Senators Young and Gallivan Announce Passage of Legislation Permanently Authorizing Big Game Rifle Hunting in Livingston County

ALBANY - Senator Catharine Young (R,C,I- 57th District) and Senator Patrick Gallivan (R,C,I- 59th District) announced today that legislation they sponsor to permanently authorize big game rifle hunting in Livingston County has passed the State Senate.

In 2014, Senators Young and Gallivan secured passage of legislation that allowed Livingston County hunters to be able to take big game with a rifle, but the bill only allowed for it on a temporary basis. As with other counties where rifle hunting is newly authorized, it was enacted on a two year trial period, and the law is scheduled to sunset on October 1, 2016.

Under the new bill, Senate Bill 7187, rifle hunting for big game would now be permanently authorized for Livingston County.

“Sportsmen are an invaluable booster to our economy, and for many, hunting is a way of life. Our sportsmen support area small businesses, are faithful stewards of our environment, and play an important role in teaching younger generations about responsible firearm ownership and usage. Permanently allowing rifle hunting will continue to grow Livingston County’s economy and keep local rifle hunters from having to travel into neighboring counties to hunt,” said Senator Young.

“The temporary law allowing rifle hunting in Livingston County has been a success and it’s time to make the law permanent. This is great news for the sportsmen and women of our region and the local businesses that support hunting. It will also attract sportsmen from outside the region to Livingston County, which will help boost the local economy,” said Senator Gallivan.

If enacted, Livingston will be among 44 other counties across the state that allow rifle hunting for deer and bear, including the adjacent counties of Wyoming, Allegany, Steuben, Ontario and Genesee, where big game hunting with rifles is already permitted. Rifle hunting for small game has been permissible in the county for many years, but big game was excluded and needed special legislation before it could be legalized.

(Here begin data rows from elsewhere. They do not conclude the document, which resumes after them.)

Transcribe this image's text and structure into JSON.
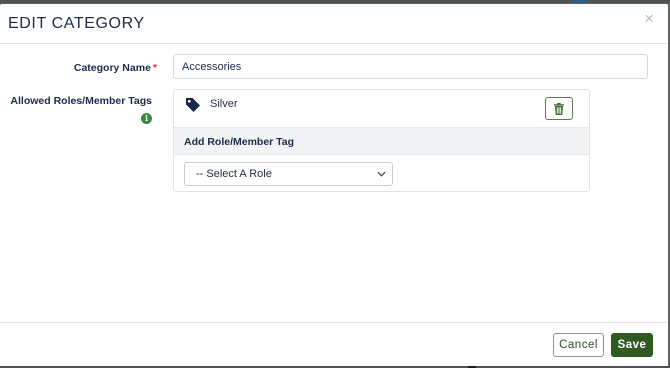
{
  "modal": {
    "title": "EDIT CATEGORY",
    "close_glyph": "×"
  },
  "form": {
    "category_name_label": "Category Name",
    "required_mark": "*",
    "category_name_value": "Accessories",
    "roles_label": "Allowed Roles/Member Tags",
    "info_glyph": "i"
  },
  "roles": {
    "items": [
      {
        "label": "Silver",
        "icon": "tag-icon"
      }
    ],
    "delete_icon": "trash-icon",
    "add_title": "Add Role/Member Tag",
    "select": {
      "selected": "-- Select A Role",
      "icon": "chevron-down-icon"
    }
  },
  "footer": {
    "cancel_label": "Cancel",
    "save_label": "Save"
  },
  "colors": {
    "primary": "#2f5a22",
    "required": "#d9342b",
    "info": "#3a8a3d",
    "text": "#1c2b4a",
    "backdrop": "#5f6361"
  }
}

According to the Department of Environmental Conservation, hunting is among the most popular forms of wildlife recreation in New York State, with nearly 700,000 New Yorkers licensed to hunt and another 50,000 nonresidents hunting in New York State.